The task —
When a line of the listing below has the string "data" in it, copy that line.

Provided material —
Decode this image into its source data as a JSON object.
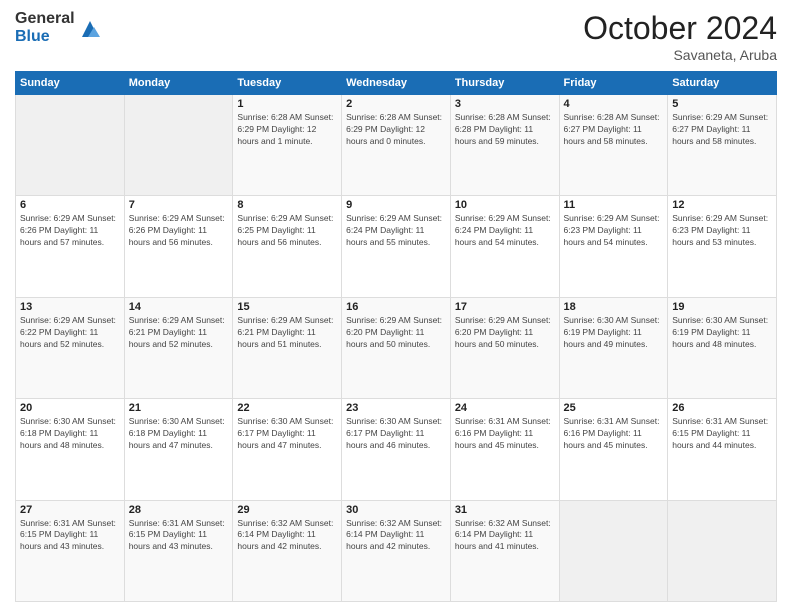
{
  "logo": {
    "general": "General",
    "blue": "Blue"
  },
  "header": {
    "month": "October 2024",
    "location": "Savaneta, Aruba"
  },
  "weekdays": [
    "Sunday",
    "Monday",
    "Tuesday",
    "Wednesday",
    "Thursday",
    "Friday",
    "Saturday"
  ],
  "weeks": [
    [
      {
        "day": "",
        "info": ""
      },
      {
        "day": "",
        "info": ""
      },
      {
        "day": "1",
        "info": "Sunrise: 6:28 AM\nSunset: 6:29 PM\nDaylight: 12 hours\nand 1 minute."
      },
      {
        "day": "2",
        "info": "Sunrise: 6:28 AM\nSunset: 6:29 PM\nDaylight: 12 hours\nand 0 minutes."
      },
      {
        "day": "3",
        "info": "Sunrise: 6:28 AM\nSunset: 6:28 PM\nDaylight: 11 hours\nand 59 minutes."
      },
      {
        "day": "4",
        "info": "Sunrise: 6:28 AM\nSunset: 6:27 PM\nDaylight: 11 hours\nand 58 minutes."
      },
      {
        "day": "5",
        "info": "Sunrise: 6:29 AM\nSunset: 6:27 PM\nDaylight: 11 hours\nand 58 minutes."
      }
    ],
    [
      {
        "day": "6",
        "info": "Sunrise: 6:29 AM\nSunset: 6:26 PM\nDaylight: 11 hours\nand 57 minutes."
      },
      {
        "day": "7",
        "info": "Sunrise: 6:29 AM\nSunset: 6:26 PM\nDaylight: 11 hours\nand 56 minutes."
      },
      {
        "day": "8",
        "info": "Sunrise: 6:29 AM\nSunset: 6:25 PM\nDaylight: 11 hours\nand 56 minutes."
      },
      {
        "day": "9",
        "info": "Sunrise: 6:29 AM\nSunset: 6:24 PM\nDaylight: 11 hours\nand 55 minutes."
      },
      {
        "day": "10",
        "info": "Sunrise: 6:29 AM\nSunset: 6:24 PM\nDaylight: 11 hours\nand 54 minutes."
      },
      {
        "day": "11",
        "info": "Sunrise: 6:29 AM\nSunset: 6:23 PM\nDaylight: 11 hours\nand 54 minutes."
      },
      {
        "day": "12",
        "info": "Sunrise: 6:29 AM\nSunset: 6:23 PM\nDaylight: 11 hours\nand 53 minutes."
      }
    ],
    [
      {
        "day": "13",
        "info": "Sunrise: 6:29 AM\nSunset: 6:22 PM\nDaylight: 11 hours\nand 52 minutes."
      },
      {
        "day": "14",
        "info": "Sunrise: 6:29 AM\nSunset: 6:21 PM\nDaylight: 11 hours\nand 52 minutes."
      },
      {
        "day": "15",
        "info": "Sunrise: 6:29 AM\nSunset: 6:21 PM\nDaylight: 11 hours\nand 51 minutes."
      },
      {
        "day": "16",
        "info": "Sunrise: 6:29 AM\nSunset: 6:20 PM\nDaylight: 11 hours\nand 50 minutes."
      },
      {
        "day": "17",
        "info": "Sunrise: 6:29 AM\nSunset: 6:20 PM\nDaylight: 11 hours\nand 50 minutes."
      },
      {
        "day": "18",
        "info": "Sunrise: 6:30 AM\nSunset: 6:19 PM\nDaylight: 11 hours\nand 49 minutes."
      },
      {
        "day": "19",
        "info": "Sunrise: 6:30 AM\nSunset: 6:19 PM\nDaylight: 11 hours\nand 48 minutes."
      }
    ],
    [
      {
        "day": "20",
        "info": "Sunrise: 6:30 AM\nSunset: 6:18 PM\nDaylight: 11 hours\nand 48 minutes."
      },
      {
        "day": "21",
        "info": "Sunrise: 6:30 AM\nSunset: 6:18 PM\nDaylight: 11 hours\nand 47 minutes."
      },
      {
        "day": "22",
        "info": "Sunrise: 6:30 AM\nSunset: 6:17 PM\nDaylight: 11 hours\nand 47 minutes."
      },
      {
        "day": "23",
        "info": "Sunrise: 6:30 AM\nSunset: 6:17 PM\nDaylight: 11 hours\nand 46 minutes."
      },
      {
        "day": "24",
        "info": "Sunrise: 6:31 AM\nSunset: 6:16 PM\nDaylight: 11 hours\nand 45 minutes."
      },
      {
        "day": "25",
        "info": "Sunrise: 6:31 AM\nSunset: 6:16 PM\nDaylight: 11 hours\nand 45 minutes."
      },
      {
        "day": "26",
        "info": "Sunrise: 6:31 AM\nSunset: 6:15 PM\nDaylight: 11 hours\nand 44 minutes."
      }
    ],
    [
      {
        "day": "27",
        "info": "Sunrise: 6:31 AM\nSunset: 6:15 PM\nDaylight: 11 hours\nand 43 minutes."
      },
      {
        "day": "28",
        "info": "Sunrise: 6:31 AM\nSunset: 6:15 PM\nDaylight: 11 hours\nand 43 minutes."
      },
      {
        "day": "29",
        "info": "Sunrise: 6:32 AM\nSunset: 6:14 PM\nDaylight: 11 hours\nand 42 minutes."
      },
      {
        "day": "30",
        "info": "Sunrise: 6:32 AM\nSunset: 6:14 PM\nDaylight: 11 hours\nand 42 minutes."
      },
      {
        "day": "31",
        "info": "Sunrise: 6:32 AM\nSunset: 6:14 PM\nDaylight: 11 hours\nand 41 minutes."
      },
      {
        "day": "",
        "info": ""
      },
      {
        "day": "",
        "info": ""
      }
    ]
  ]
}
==
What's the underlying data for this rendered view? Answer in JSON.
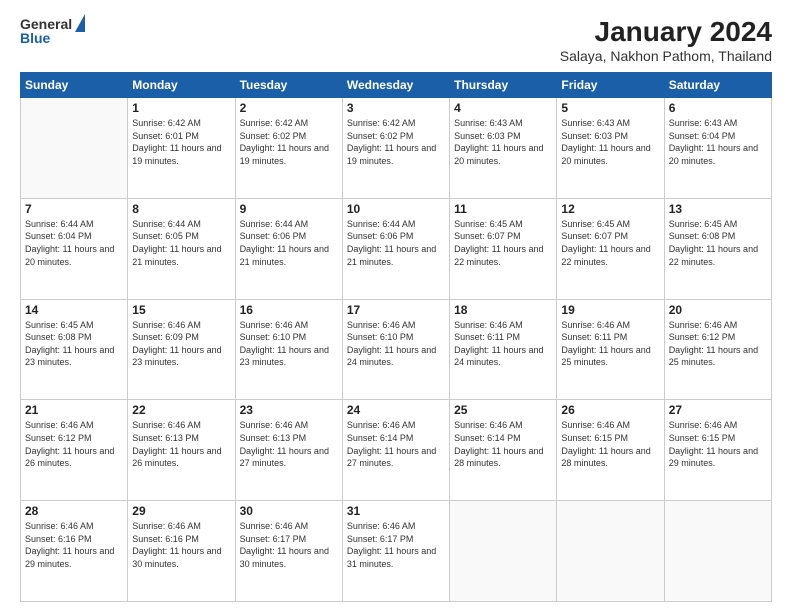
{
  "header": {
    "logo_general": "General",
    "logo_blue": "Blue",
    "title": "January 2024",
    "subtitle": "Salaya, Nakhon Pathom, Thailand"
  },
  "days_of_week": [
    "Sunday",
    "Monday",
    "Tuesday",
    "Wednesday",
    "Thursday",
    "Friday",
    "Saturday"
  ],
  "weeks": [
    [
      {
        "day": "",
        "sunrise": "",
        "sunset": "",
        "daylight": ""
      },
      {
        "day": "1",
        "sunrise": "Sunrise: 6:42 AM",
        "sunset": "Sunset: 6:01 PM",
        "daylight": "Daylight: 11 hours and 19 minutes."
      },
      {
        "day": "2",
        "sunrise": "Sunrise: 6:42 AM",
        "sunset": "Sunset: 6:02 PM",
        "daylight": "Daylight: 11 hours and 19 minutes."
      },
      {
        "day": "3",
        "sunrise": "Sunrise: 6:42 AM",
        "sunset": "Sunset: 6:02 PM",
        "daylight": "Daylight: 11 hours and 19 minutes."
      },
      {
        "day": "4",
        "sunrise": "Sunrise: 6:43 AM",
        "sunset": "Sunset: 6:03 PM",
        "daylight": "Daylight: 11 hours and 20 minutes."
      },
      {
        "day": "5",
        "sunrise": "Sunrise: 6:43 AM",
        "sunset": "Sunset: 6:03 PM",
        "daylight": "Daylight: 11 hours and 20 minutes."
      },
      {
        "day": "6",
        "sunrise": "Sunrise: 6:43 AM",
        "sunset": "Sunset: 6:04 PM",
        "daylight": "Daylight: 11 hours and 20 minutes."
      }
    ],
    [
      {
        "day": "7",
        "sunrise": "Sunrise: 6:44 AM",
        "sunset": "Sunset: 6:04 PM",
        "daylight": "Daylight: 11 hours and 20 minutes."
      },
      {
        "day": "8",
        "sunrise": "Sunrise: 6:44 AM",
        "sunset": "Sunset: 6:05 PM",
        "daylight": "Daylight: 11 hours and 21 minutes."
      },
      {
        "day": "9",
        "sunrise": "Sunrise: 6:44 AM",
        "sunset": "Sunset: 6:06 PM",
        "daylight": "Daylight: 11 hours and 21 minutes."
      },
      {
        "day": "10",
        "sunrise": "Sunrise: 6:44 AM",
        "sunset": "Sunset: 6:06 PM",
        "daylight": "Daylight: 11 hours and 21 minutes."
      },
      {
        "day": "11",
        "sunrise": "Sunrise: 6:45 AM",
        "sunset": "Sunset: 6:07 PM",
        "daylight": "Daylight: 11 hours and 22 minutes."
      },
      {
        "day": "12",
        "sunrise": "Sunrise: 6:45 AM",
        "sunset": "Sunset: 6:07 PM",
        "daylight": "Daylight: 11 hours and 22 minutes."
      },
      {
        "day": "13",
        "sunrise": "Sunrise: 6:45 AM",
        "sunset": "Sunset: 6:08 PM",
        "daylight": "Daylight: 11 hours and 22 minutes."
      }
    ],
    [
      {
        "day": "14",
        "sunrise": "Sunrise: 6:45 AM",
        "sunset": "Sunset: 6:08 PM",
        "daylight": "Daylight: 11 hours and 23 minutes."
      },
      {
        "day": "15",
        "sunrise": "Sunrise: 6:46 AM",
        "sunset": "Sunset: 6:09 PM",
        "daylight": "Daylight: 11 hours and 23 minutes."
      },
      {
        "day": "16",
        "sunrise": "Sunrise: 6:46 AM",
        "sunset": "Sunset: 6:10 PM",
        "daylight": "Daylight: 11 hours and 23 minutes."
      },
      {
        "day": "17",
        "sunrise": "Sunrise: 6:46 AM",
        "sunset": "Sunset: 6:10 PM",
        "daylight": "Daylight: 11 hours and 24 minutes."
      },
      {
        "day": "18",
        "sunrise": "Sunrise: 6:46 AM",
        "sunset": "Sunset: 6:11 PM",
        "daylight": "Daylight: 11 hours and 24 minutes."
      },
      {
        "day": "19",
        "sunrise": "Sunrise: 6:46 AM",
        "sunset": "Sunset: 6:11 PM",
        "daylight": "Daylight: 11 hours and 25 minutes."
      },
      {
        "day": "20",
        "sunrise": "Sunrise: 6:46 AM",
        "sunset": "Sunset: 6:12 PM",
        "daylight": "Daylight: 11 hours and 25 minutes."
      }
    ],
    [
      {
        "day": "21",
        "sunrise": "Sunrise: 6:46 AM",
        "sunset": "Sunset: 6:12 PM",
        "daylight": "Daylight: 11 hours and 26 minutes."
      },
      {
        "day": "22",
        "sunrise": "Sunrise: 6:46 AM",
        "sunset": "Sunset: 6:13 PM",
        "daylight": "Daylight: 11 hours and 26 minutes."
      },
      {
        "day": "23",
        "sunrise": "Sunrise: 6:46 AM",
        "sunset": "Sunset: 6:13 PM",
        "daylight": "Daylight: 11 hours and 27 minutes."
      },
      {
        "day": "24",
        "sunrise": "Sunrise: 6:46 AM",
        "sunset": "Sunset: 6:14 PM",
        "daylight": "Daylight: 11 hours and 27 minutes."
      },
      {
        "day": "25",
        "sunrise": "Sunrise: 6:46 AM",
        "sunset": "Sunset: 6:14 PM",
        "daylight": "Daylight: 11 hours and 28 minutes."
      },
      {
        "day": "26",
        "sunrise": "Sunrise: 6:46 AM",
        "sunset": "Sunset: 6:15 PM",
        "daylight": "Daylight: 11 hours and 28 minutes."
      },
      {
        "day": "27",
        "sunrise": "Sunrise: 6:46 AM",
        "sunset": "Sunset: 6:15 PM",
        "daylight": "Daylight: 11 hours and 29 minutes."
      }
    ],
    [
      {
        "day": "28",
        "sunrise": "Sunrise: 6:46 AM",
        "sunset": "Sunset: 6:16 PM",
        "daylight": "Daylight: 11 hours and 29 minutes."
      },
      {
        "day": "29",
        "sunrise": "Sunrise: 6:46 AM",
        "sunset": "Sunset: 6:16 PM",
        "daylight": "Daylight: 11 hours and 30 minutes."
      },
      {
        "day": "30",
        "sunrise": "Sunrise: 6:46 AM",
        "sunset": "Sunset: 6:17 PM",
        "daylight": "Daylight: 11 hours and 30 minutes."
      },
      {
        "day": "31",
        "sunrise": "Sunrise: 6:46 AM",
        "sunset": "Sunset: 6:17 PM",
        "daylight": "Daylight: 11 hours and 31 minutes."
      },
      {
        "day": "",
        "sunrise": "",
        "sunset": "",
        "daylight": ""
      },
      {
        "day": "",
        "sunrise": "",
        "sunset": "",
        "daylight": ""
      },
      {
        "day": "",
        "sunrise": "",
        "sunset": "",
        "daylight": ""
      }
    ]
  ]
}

Worked solution —
Decode this image into its source data as a JSON object.
What's the underlying data for this rendered view? Answer in JSON.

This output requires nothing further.